The trainer of the winner of "The Biggest Loser" is responding to critics who said Minnesota native Rachel Frederickson lost too much weight on the NBC reality show.
"Last night's Biggest Loser Finale has sparked a huge reaction and I do not want the day to end without addressing it," Dolvett Quince wrote in a Facebook message posted Wednesday night. "Biggest Loser is a journey which has its ups and downs. Please try not to look at one slice of Rachel's journey and come to broad conclusions. Rachel's health is and always has been my main concern and her journey to good health has not yet ended!"
The 5-foot-4 Frederickson, 24, had dropped 155 pounds to win the show's $250,000 top prize. Viewers had gotten to know Frederickson, who now lives in Los Angeles, as a former Stillwater, Minnesota, swim team champion who had steadily gained weight and tipped the scales at 260 pounds at the beginning of the show.
Frederickson herself has thus far sidestepped questions about what she thinks of the criticism, E!online reported.
Asked Wednesday if she'd read reports that she looked "too skinny," Frederickson said, "You know, I think I have been on this seven-and-a-half month journey on The Biggest Loser and I went to The Biggest Loser to find that confident girl again. I was that national-level athlete and I lost her and I missed her and, little by little, competition by competition, I saw her come out and I loved being in that triathlon and win that to be in the finale."
Frederickson also said, "Oh gosh, I just see a strong, confident woman, and I feel great. I’ve never felt this great, and it’s very exciting!"
Another trainer on the show, Jillian Michaels, issued a statement, also declining to comment on Frederickson's weight loss. "[Trainer] Bob [Harper] and I want to take a moment to congratulate all of the BL contestants on their hard work. We're not comfortable commenting on Rachel's journey because we weren't her trainers and weren't given an opportunity to work with her at any point."
Buzzfeed questions why NBC's "Today" show did not address the controversy when it interviewed Frederickson the day after the finale.
NBC and producer Shine America said in a statement: "We support Rachel and all of the Biggest Loser contestants who have shared their journeys over the past 15 seasons. We remain committed to helping contestants achieve healthy weight loss and live healthier lifestyles, and to inspiring viewers to do the same."

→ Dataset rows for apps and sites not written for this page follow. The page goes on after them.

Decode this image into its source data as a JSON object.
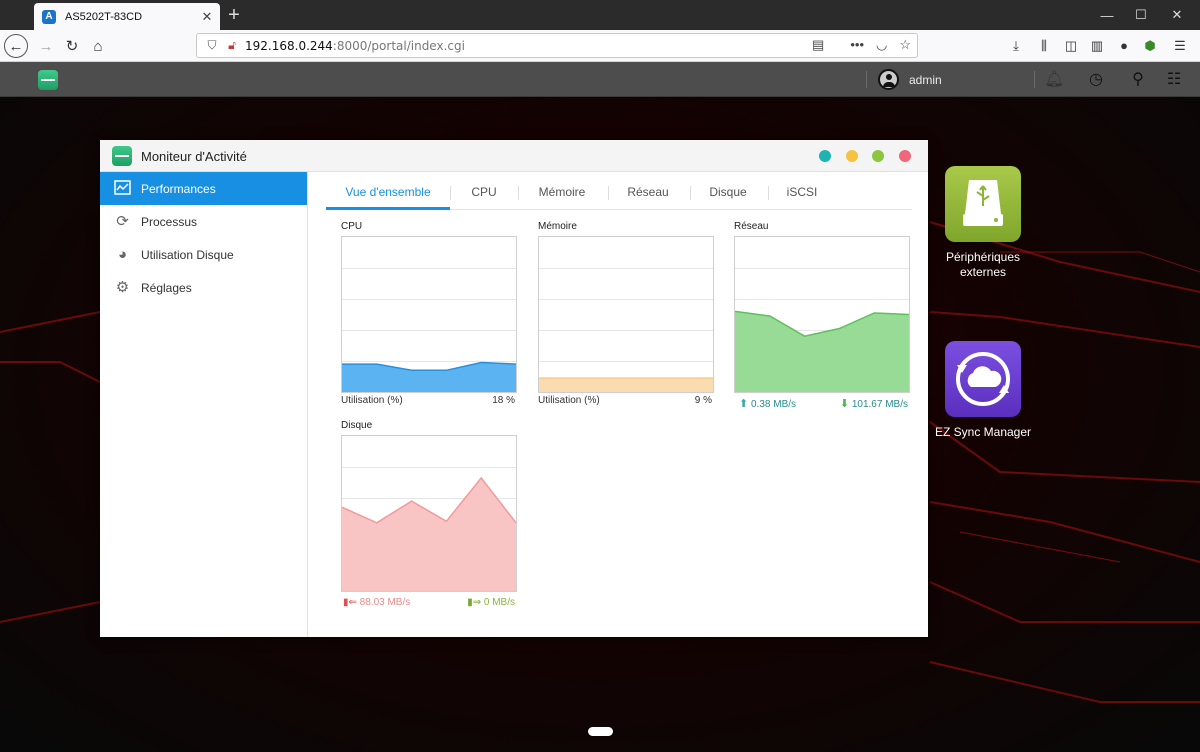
{
  "browser": {
    "tab_title": "AS5202T-83CD",
    "tab_close": "✕",
    "new_tab": "+",
    "url_host": "192.168.0.244",
    "url_path": ":8000/portal/index.cgi",
    "window_controls": {
      "minimize": "—",
      "maximize": "☐",
      "close": "✕"
    }
  },
  "desktop": {
    "user": "admin",
    "icons": [
      {
        "label": "Périphériques externes",
        "color": "#8db53a",
        "icon": "usb-drive-icon"
      },
      {
        "label": "EZ Sync Manager",
        "color": "#6a3dd6",
        "icon": "cloud-sync-icon"
      }
    ]
  },
  "window": {
    "title": "Moniteur d'Activité",
    "controls": [
      {
        "name": "teal",
        "color": "#1fb3b3"
      },
      {
        "name": "yellow",
        "color": "#f5c242"
      },
      {
        "name": "green",
        "color": "#8cc63f"
      },
      {
        "name": "red",
        "color": "#f0667a"
      }
    ],
    "sidebar": [
      {
        "label": "Performances",
        "icon": "performance-chart-icon",
        "active": true
      },
      {
        "label": "Processus",
        "icon": "process-cycle-icon",
        "active": false
      },
      {
        "label": "Utilisation Disque",
        "icon": "disk-usage-icon",
        "active": false
      },
      {
        "label": "Réglages",
        "icon": "gear-icon",
        "active": false
      }
    ],
    "tabs": [
      {
        "label": "Vue d'ensemble",
        "active": true
      },
      {
        "label": "CPU",
        "active": false
      },
      {
        "label": "Mémoire",
        "active": false
      },
      {
        "label": "Réseau",
        "active": false
      },
      {
        "label": "Disque",
        "active": false
      },
      {
        "label": "iSCSI",
        "active": false
      }
    ],
    "panels": {
      "cpu": {
        "title": "CPU",
        "stat_label": "Utilisation (%)",
        "stat_value": "18 %"
      },
      "memory": {
        "title": "Mémoire",
        "stat_label": "Utilisation (%)",
        "stat_value": "9 %"
      },
      "network": {
        "title": "Réseau",
        "upload": "0.38 MB/s",
        "download": "101.67 MB/s"
      },
      "disk": {
        "title": "Disque",
        "read": "88.03 MB/s",
        "write": "0 MB/s"
      }
    }
  },
  "chart_data": [
    {
      "type": "area",
      "title": "CPU",
      "ylim": [
        0,
        100
      ],
      "series": [
        {
          "values": [
            18,
            18,
            14,
            14,
            19,
            18
          ],
          "color": "#5bb3f2",
          "line": "#2a8fd8"
        }
      ]
    },
    {
      "type": "area",
      "title": "Mémoire",
      "ylim": [
        0,
        100
      ],
      "series": [
        {
          "values": [
            9,
            9,
            9,
            9,
            9,
            9
          ],
          "color": "#fbdcb0",
          "line": "#f4c98a"
        }
      ]
    },
    {
      "type": "area",
      "title": "Réseau",
      "ylim": [
        0,
        100
      ],
      "series": [
        {
          "values": [
            52,
            49,
            36,
            41,
            51,
            50
          ],
          "color": "#97db97",
          "line": "#5fbf5f"
        }
      ]
    },
    {
      "type": "area",
      "title": "Disque",
      "ylim": [
        0,
        100
      ],
      "series": [
        {
          "values": [
            54,
            44,
            58,
            45,
            73,
            44
          ],
          "color": "#f9c4c4",
          "line": "#f29a9a"
        }
      ]
    }
  ]
}
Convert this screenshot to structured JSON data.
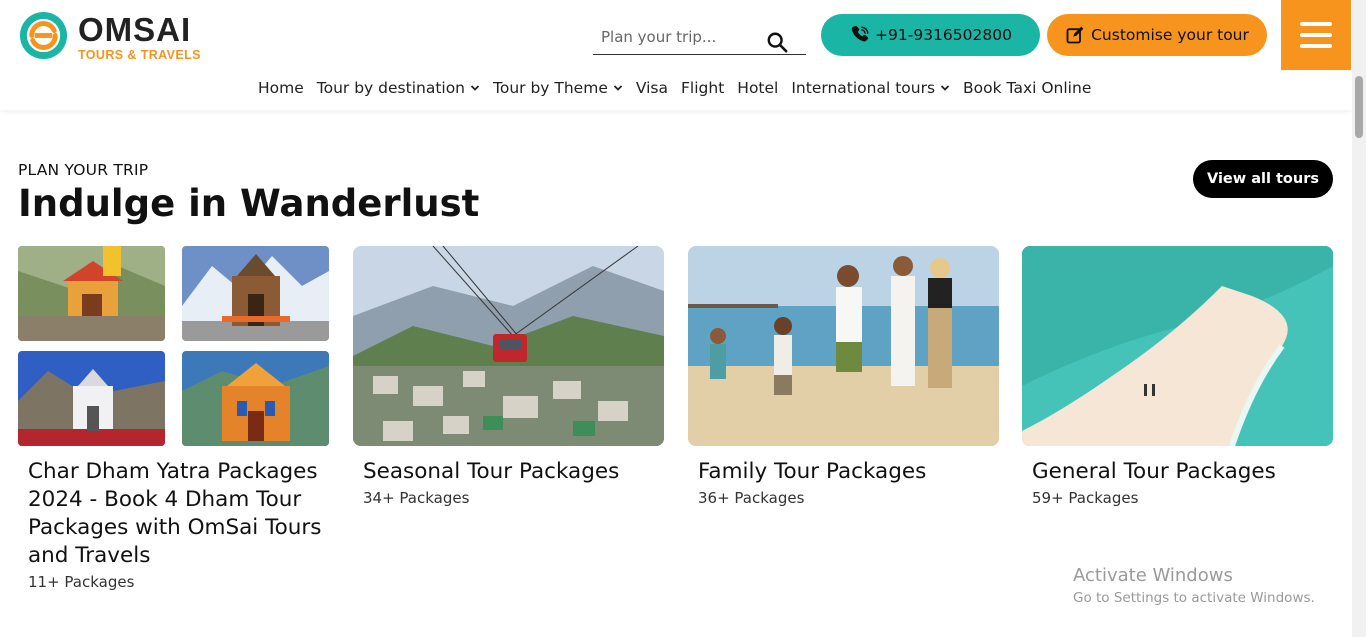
{
  "brand": {
    "name": "OMSAI",
    "tagline": "TOURS & TRAVELS",
    "colors": {
      "teal": "#1ab5a5",
      "orange": "#f7941d",
      "dark": "#222222"
    }
  },
  "header": {
    "search_placeholder": "Plan your trip...",
    "search_icon": "search-icon",
    "phone_label": "+91-9316502800",
    "phone_icon": "phone-icon",
    "customise_label": "Customise your tour",
    "customise_icon": "edit-icon",
    "menu_icon": "hamburger-icon"
  },
  "nav": {
    "items": [
      {
        "label": "Home",
        "dropdown": false
      },
      {
        "label": "Tour by destination",
        "dropdown": true
      },
      {
        "label": "Tour by Theme",
        "dropdown": true
      },
      {
        "label": "Visa",
        "dropdown": false
      },
      {
        "label": "Flight",
        "dropdown": false
      },
      {
        "label": "Hotel",
        "dropdown": false
      },
      {
        "label": "International tours",
        "dropdown": true
      },
      {
        "label": "Book Taxi Online",
        "dropdown": false
      }
    ]
  },
  "main": {
    "kicker": "PLAN YOUR TRIP",
    "title": "Indulge in Wanderlust",
    "view_all_label": "View all tours",
    "cards": [
      {
        "title": "Char Dham Yatra Packages 2024 - Book 4 Dham Tour Packages with OmSai Tours and Travels",
        "count": "11+ Packages"
      },
      {
        "title": "Seasonal Tour Packages",
        "count": "34+ Packages"
      },
      {
        "title": "Family Tour Packages",
        "count": "36+ Packages"
      },
      {
        "title": "General Tour Packages",
        "count": "59+ Packages"
      }
    ]
  },
  "watermark": {
    "line1": "Activate Windows",
    "line2": "Go to Settings to activate Windows."
  }
}
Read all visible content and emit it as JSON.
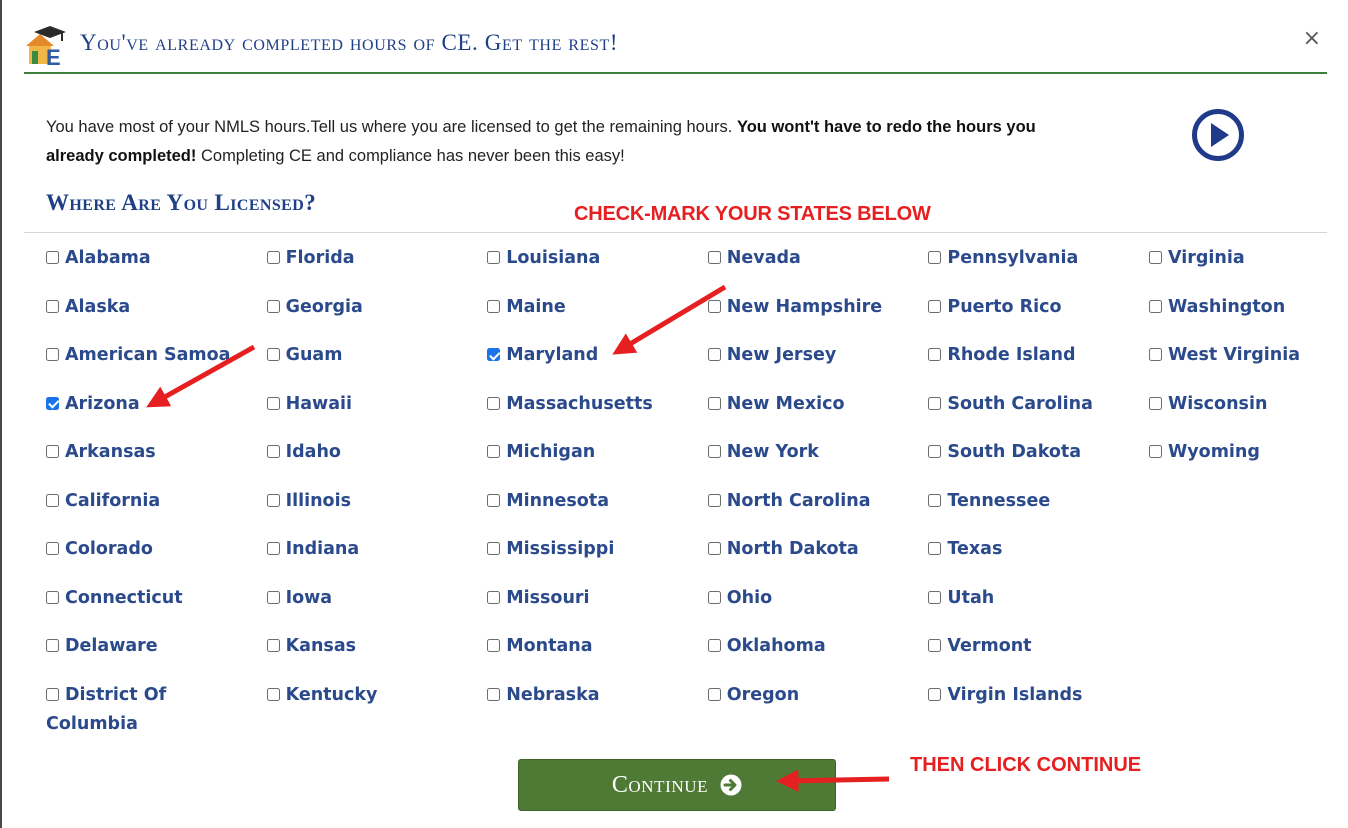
{
  "header": {
    "title": "You've already completed hours of CE. Get the rest!",
    "close": "×"
  },
  "intro": {
    "part1": "You have most of your NMLS hours.Tell us where you are licensed to get the remaining hours. ",
    "bold": "You wont't have to redo the hours you already completed!",
    "part2": " Completing CE and compliance has never been this easy!"
  },
  "section_title": "Where Are You Licensed?",
  "annotations": {
    "top": "CHECK-MARK YOUR STATES BELOW",
    "bottom": "THEN CLICK CONTINUE"
  },
  "states": {
    "c1": [
      {
        "name": "Alabama",
        "checked": false
      },
      {
        "name": "Alaska",
        "checked": false
      },
      {
        "name": "American Samoa",
        "checked": false
      },
      {
        "name": "Arizona",
        "checked": true
      },
      {
        "name": "Arkansas",
        "checked": false
      },
      {
        "name": "California",
        "checked": false
      },
      {
        "name": "Colorado",
        "checked": false
      },
      {
        "name": "Connecticut",
        "checked": false
      },
      {
        "name": "Delaware",
        "checked": false
      },
      {
        "name": "District Of Columbia",
        "checked": false
      }
    ],
    "c2": [
      {
        "name": "Florida",
        "checked": false
      },
      {
        "name": "Georgia",
        "checked": false
      },
      {
        "name": "Guam",
        "checked": false
      },
      {
        "name": "Hawaii",
        "checked": false
      },
      {
        "name": "Idaho",
        "checked": false
      },
      {
        "name": "Illinois",
        "checked": false
      },
      {
        "name": "Indiana",
        "checked": false
      },
      {
        "name": "Iowa",
        "checked": false
      },
      {
        "name": "Kansas",
        "checked": false
      },
      {
        "name": "Kentucky",
        "checked": false
      }
    ],
    "c3": [
      {
        "name": "Louisiana",
        "checked": false
      },
      {
        "name": "Maine",
        "checked": false
      },
      {
        "name": "Maryland",
        "checked": true
      },
      {
        "name": "Massachusetts",
        "checked": false
      },
      {
        "name": "Michigan",
        "checked": false
      },
      {
        "name": "Minnesota",
        "checked": false
      },
      {
        "name": "Mississippi",
        "checked": false
      },
      {
        "name": "Missouri",
        "checked": false
      },
      {
        "name": "Montana",
        "checked": false
      },
      {
        "name": "Nebraska",
        "checked": false
      }
    ],
    "c4": [
      {
        "name": "Nevada",
        "checked": false
      },
      {
        "name": "New Hampshire",
        "checked": false
      },
      {
        "name": "New Jersey",
        "checked": false
      },
      {
        "name": "New Mexico",
        "checked": false
      },
      {
        "name": "New York",
        "checked": false
      },
      {
        "name": "North Carolina",
        "checked": false
      },
      {
        "name": "North Dakota",
        "checked": false
      },
      {
        "name": "Ohio",
        "checked": false
      },
      {
        "name": "Oklahoma",
        "checked": false
      },
      {
        "name": "Oregon",
        "checked": false
      }
    ],
    "c5": [
      {
        "name": "Pennsylvania",
        "checked": false
      },
      {
        "name": "Puerto Rico",
        "checked": false
      },
      {
        "name": "Rhode Island",
        "checked": false
      },
      {
        "name": "South Carolina",
        "checked": false
      },
      {
        "name": "South Dakota",
        "checked": false
      },
      {
        "name": "Tennessee",
        "checked": false
      },
      {
        "name": "Texas",
        "checked": false
      },
      {
        "name": "Utah",
        "checked": false
      },
      {
        "name": "Vermont",
        "checked": false
      },
      {
        "name": "Virgin Islands",
        "checked": false
      }
    ],
    "c6": [
      {
        "name": "Virginia",
        "checked": false
      },
      {
        "name": "Washington",
        "checked": false
      },
      {
        "name": "West Virginia",
        "checked": false
      },
      {
        "name": "Wisconsin",
        "checked": false
      },
      {
        "name": "Wyoming",
        "checked": false
      }
    ]
  },
  "continue_button": {
    "label": "Continue"
  },
  "colors": {
    "title_blue": "#1f3f86",
    "state_blue": "#2b4a8c",
    "accent_green": "#4f7a35",
    "annotation_red": "#e62020",
    "checkbox_blue": "#1a73e8"
  },
  "icons": {
    "logo": "graduation-cap-house-e-logo",
    "play": "circled-play-icon",
    "close": "close-icon",
    "continue": "circled-arrow-right-icon"
  }
}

Chris Powell, a host and trainer on rival ABC program "Extreme Weight Loss," told ABC News that Frederickson did what she set out to do. "To lose as much as you can in as short a time as you can ... she's playing a game. You need to keep that in mind."
What do experts think of the weight loss?
Several said viewers should cut Frederickson a break and give her time to find her groove in maintaining a healthy weight, USA Today reported. Experts said that it can be unhealthy to lose 60 percent of your body weight so quickly – but viewers are being too quick to judge her.
Criticism of Frederickson's weight loss is not helpful, and a more constructive message that focuses on body image and healthy living would be more constructive, Jillian Lampert, senior director of the Emily Program, an eating disorder treatment program based in St. Paul, told the Associated Press.
"As a society we often criticize people for being at higher weights — that's part of why we have the TV show 'The Biggest Loser' — and then we feel free to criticize lower weight," Lampert told the AP.